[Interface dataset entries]
[Start of section]
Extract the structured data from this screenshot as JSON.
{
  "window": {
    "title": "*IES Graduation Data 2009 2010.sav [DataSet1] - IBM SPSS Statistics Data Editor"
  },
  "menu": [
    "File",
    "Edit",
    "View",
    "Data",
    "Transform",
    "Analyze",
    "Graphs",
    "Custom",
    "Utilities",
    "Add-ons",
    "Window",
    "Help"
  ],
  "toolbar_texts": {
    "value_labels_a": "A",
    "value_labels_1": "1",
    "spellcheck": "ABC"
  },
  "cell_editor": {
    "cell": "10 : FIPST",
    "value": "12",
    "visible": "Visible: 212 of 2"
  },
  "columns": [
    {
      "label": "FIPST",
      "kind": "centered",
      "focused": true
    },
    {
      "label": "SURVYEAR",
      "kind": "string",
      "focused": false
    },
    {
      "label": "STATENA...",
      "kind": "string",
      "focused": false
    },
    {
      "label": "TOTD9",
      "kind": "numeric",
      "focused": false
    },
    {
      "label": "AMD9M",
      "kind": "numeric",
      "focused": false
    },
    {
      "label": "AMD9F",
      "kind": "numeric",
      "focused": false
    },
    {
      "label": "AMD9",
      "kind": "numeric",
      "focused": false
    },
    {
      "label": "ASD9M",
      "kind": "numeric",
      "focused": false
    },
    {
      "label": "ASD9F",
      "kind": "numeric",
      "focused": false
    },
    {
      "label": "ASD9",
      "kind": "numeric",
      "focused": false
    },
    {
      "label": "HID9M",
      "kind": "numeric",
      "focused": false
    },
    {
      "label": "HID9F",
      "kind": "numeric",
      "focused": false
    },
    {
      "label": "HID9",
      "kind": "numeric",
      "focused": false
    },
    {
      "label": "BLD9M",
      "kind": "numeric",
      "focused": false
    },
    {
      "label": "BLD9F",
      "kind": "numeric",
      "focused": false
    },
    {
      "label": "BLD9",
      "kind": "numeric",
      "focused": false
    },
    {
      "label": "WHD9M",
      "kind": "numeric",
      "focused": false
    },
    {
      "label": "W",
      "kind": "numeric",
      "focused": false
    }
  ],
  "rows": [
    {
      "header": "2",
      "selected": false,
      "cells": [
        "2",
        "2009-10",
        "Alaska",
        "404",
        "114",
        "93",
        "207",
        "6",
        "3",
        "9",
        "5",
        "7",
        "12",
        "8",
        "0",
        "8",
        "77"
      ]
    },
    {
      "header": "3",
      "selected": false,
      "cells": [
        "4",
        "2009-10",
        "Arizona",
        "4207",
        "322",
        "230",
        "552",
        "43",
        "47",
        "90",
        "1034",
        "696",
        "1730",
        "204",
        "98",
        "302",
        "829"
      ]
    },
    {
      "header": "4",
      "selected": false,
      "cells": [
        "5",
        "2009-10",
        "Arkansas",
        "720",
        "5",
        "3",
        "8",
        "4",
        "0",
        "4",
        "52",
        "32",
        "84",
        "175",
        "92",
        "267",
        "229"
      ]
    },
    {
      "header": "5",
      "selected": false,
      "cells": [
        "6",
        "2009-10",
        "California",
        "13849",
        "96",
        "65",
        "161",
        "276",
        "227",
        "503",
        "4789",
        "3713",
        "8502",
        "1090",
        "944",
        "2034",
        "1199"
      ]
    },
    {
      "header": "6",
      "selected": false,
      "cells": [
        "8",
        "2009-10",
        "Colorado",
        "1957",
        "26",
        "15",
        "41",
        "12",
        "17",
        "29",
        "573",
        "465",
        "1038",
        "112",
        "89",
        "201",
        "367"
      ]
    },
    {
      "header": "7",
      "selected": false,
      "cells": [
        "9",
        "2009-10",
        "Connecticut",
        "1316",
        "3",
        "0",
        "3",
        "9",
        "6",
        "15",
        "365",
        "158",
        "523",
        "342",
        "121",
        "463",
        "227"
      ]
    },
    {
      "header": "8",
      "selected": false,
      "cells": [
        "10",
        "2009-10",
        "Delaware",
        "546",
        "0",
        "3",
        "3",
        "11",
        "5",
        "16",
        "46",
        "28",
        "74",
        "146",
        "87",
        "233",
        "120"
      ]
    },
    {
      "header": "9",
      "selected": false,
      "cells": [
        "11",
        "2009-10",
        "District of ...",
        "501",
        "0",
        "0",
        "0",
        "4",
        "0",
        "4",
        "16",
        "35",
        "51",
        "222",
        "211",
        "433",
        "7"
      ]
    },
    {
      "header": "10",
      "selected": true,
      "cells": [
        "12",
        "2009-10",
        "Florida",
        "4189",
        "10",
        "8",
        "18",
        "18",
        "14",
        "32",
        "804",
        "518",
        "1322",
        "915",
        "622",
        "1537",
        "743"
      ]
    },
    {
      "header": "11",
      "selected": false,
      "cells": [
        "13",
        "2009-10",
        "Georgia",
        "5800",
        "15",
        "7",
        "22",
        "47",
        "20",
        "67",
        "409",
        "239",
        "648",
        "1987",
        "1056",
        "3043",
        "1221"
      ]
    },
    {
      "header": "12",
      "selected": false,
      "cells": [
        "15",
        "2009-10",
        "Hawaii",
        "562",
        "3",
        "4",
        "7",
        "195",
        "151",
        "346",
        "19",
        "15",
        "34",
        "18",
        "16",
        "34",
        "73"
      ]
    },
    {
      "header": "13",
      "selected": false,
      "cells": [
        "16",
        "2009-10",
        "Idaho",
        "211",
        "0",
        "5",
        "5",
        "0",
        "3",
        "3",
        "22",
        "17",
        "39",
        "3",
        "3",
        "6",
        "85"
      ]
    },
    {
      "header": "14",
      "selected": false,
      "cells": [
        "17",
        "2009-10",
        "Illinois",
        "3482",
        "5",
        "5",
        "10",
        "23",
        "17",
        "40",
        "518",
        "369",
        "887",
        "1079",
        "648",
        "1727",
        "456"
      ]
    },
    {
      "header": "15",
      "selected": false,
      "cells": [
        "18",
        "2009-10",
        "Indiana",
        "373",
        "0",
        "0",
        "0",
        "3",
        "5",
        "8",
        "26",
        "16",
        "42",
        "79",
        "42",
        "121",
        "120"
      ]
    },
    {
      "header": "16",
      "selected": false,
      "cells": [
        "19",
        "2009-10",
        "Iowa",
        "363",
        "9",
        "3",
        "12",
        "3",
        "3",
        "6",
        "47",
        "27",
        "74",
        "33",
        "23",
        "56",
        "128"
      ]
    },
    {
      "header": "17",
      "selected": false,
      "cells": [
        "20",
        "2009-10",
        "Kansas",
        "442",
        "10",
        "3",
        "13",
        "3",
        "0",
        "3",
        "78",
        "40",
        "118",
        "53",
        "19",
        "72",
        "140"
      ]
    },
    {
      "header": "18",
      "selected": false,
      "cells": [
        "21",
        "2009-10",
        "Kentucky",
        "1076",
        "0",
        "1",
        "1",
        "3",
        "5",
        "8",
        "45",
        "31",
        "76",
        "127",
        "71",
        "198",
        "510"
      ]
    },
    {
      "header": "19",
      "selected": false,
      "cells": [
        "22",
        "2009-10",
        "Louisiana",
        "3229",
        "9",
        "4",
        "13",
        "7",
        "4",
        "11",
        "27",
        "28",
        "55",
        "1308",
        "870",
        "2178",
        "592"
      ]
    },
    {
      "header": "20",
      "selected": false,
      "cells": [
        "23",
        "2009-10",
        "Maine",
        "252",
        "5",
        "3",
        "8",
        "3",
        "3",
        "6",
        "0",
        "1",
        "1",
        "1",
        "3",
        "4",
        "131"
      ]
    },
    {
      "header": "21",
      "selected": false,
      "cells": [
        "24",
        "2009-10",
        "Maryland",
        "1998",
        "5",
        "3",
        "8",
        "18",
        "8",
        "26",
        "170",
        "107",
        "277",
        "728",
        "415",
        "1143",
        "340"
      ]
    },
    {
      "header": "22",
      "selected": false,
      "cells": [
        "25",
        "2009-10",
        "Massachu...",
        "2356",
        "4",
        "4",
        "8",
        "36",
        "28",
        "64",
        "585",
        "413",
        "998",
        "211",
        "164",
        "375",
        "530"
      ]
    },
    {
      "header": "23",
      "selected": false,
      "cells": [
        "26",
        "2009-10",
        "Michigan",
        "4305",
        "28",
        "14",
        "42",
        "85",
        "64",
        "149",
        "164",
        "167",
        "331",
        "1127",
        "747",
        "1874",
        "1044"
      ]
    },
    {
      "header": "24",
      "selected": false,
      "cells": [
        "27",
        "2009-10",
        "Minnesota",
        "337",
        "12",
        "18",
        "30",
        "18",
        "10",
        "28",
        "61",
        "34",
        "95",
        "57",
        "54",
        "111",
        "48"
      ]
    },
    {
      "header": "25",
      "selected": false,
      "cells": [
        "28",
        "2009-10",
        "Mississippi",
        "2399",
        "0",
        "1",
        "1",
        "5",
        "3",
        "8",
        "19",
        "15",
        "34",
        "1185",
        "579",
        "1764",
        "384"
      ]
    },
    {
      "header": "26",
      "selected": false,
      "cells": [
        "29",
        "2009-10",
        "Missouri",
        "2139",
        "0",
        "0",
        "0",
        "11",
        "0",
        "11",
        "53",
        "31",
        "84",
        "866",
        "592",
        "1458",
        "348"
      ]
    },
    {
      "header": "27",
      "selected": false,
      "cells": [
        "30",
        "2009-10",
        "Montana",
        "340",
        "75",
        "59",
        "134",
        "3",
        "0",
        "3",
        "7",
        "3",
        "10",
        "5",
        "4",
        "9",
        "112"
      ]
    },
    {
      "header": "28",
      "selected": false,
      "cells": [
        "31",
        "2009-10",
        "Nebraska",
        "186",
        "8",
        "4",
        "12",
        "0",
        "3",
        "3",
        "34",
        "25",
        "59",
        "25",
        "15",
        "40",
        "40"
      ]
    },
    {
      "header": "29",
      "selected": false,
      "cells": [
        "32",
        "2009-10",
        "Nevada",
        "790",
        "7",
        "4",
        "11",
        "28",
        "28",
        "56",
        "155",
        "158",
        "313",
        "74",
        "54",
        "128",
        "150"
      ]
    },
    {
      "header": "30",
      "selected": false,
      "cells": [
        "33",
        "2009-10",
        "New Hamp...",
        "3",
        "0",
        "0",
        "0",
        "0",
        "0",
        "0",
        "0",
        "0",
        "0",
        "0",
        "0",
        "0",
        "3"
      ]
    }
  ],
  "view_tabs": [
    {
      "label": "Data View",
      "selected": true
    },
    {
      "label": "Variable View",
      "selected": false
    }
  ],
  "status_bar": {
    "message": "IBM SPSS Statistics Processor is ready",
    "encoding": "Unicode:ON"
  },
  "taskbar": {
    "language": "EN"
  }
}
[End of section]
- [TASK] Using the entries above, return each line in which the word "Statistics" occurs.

- [EXERCISE OUTPUT]
    "title": "*IES Graduation Data 2009 2010.sav [DataSet1] - IBM SPSS Statistics Data Editor"
    "message": "IBM SPSS Statistics Processor is ready",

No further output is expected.